Drug use is rife in our society, particularly in the late night economy.  Increasingly drugs are also being used and dealt in pubs.  It is important that licensees and pub staff are aware of the potential problem and the resulting damage to the reputation of the premises and the licence if a drug problem is not tackled.

A problem for the licensee

If you fail to tackle a drug problem in your pub you risk a potential criminal conviction and losing your premises licence.  Under the Misuse of Drugs Act 1971 if the manager of a premises knowingly permits or suffers the production or supply of drugs or the smoking of cannabis on their premises then they are liable to criminal prosecution.  The maximum penalty depends on the class of drug involved.
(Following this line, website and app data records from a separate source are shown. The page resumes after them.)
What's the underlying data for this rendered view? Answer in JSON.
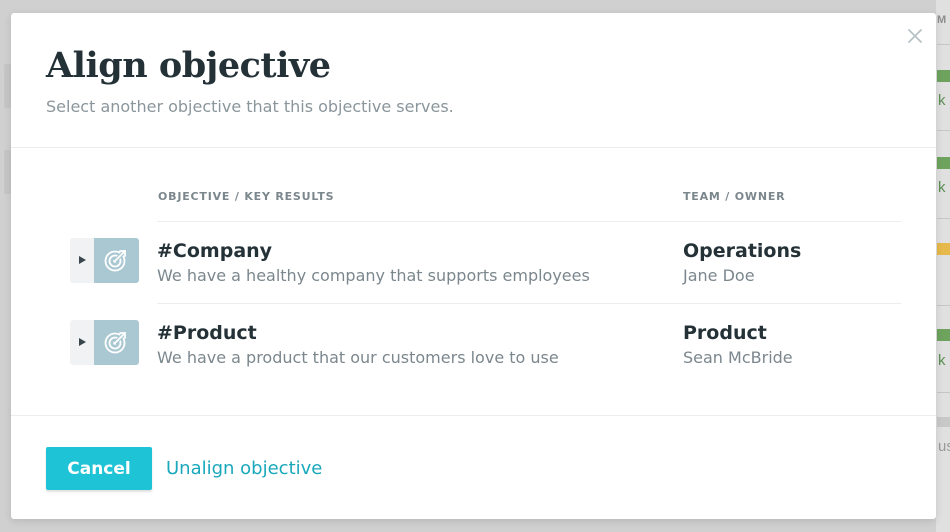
{
  "background": {
    "column_header_fragment": "M",
    "row_fragments": [
      "k",
      "k",
      "k"
    ],
    "footer_fragment": "us"
  },
  "modal": {
    "title": "Align objective",
    "subtitle": "Select another objective that this objective serves.",
    "close_icon": "close-icon",
    "columns": {
      "objective": "OBJECTIVE / KEY RESULTS",
      "team": "TEAM / OWNER"
    },
    "rows": [
      {
        "title": "#Company",
        "description": "We have a healthy company that supports employees",
        "team": "Operations",
        "owner": "Jane Doe",
        "icon": "target-icon"
      },
      {
        "title": "#Product",
        "description": "We have a product that our customers love to use",
        "team": "Product",
        "owner": "Sean McBride",
        "icon": "target-icon"
      }
    ],
    "footer": {
      "cancel_label": "Cancel",
      "unalign_label": "Unalign objective"
    }
  },
  "colors": {
    "accent": "#1fc3d6",
    "link": "#1aa8bc",
    "icon_bg": "#aac8d2",
    "heading": "#243238",
    "muted": "#7b878d"
  }
}
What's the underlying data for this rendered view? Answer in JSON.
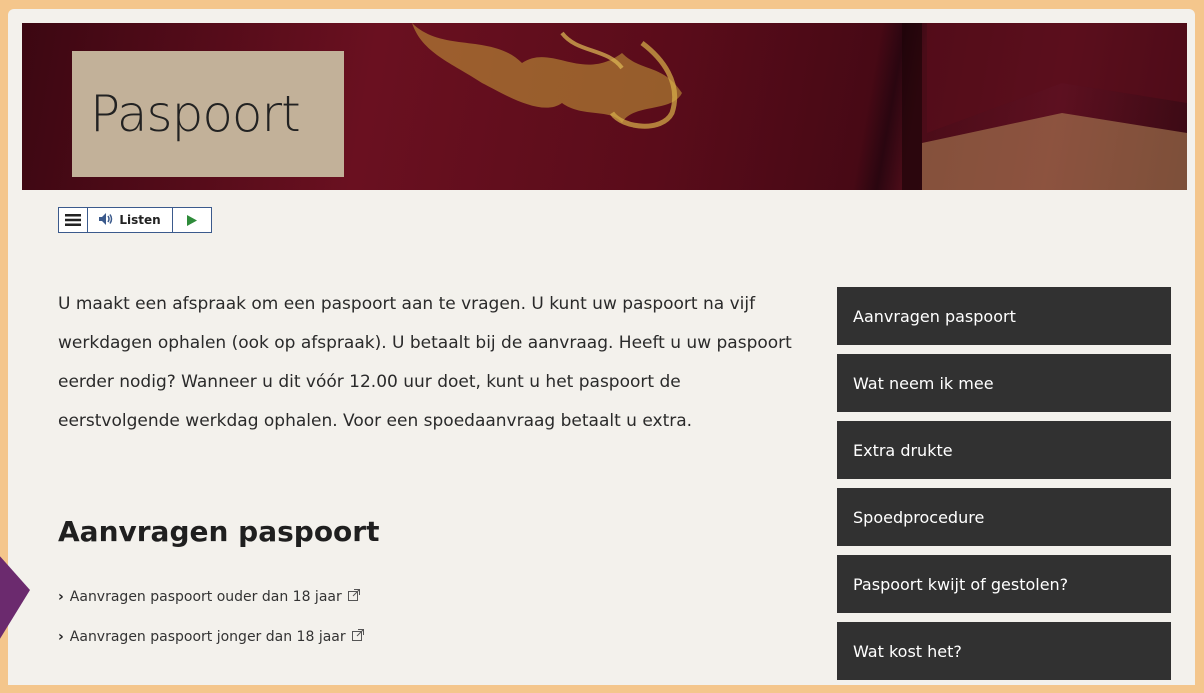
{
  "hero": {
    "title": "Paspoort"
  },
  "listen_bar": {
    "menu_icon": "menu-icon",
    "speaker_icon": "speaker-icon",
    "label": "Listen",
    "play_icon": "play-icon"
  },
  "intro": "U maakt een afspraak om een paspoort aan te vragen. U kunt uw paspoort na vijf werkdagen ophalen (ook op afspraak). U betaalt bij de aanvraag. Heeft u uw paspoort eerder nodig? Wanneer u dit vóór 12.00 uur doet, kunt u het paspoort de eerstvolgende werkdag ophalen. Voor een spoedaanvraag betaalt u extra.",
  "section": {
    "title": "Aanvragen paspoort",
    "links": [
      {
        "label": "Aanvragen paspoort ouder dan 18 jaar"
      },
      {
        "label": "Aanvragen paspoort jonger dan 18 jaar"
      }
    ]
  },
  "sidenav": {
    "items": [
      {
        "label": "Aanvragen paspoort"
      },
      {
        "label": "Wat neem ik mee"
      },
      {
        "label": "Extra drukte"
      },
      {
        "label": "Spoedprocedure"
      },
      {
        "label": "Paspoort kwijt of gestolen?"
      },
      {
        "label": "Wat kost het?"
      }
    ]
  },
  "colors": {
    "page_border": "#f4c68c",
    "content_bg": "#f3f1ec",
    "title_box": "#c2b199",
    "sidenav_bg": "#313131",
    "accent_arrow": "#6b2a6e"
  }
}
For example, permitting the supply of cocaine on your premises could result in up to 14 years in prison and/or a fine and for ketamine use up to 5 years and/or a fine.  If customers are found using drugs it will almost certainly also result in a licence review. There is the further knock on effect of damage to the brand as a result of bad publicity.

Tackling the problem

The police appreciate what a difficult issue drugs are for publicans and club owners and will work with them to prevent drug use in pubs.  It may be that drugs do get used and dealt on your premises but you will be in a better position to defend yourself as manager and your licence if you can show that you are taking the initiative and working to prevent the problem arising.  The police will take a very dim view of a premises which “turns a blind eye”.

A publican in Biggin Hill was stripped of his licence following a drugs raid where four customers were arrested for possession of cocaine.  Following a full review he was allowed to keep his licence but subject to conditions that he install CCTV, remove all horizontal surfaces from the toilets and work with the police to enforce a robust drugs policy.

To be proactive in the fight against drugs in pubs you should consider the following:

Liaise with police – In some areas police are taking a very pro-active approach to tackling drugs in pubs and are running workshops and seminars to assist.  In some instances the police will swab areas in local pubs and produce a report for the licence holder showing where drugs have been used on the premises.  They will also teach licence holders how to swab and monitor results.  Contact your local police to find out more.

Door supervisors – Where finances permit, a good and well trusted team of door supervisors is crucial in preventing drug dealing on your premises.  In order for searches to be carried out on entry to the premises this fact should be clearly advertised.  Searches can only be carried out with an individual’s consent although entry can be denied to those who refuse to consent.  Any drugs seized should be put in a drug safe until disposed of to police.

Keep premises clean – the most effective way of making your premises unattractive to drug dealers and users is to regularly clear glasses, wipe surfaces and to generally be very visible as management.  This shows that you are committed to high service standards and are unlikely to tolerate illegal activity.

CCTV – CCTV can be used and does provide a deterrent when a record of all of those who have entered the premises is kept.  It can be used to cover secluded areas which may be used by drug dealers.  If you use CCTV you must comply with the Data Protection and SIA licensing conditions – see CCTV for monitoring staff and customers  for further details.

Regular toilet supervision – It is important that toilets are supervised if drug taking or dealing has been taking place there.  This will discourage crowds from congregating in the toilet area and remove this as the obvious area to deal drugs.  Ensure that staff who are inspecting are trained in what to do next if they find illegal activity taking place.

Drugs policy – It is not a legal requirement to have a drugs policy however, if you do it will demonstrate that you are committed to tackling drugs in your premises and to operating within the law.  Your policy should also cover psychoactive substances. When drafting the policy you will be forced to consider issues relevant to your premises and how you and your staff can address these.  Staff should be trained in how to implement the policy, such as how to be vigilant in spotting the signs of drug taking or dealing.  The policy should include a procedure for logging all suspicions of drug dealing or taking and a procedure for the secure keeping of any drugs found and their handover to police.  Any search policy will need to be advertised to customers.  It is important to discuss your drugs policy with your local police and to include in the document when the Police should and expect to be called.  See Safer Nightlife (below) guidance on drawing up a drugs policy.

Staff training – staff will need to trained to look for the signs of drug use such as white powder on flat surfaces and torn up beer mats.  The BBPA guide (See below) includes many useful examples of the signs to look out for.

Conclusion

If you are proactive in the fight against drugs in your pub you should be able to discourage users and dealers from using your premises.  If a problem does arise you will be in the best position to spot and tackle it.  If you have established a good relationship with your local police they are likely to be able to assist you by arranging raids with sniffer dogs when you ask them too.

Further guidance

The Home Office have published a useful publication called Safer Nightlife – Best Practice for those concerned about drug use in the night-time economy.

The BBPA have also published guidance entitled Drugs and Pubs.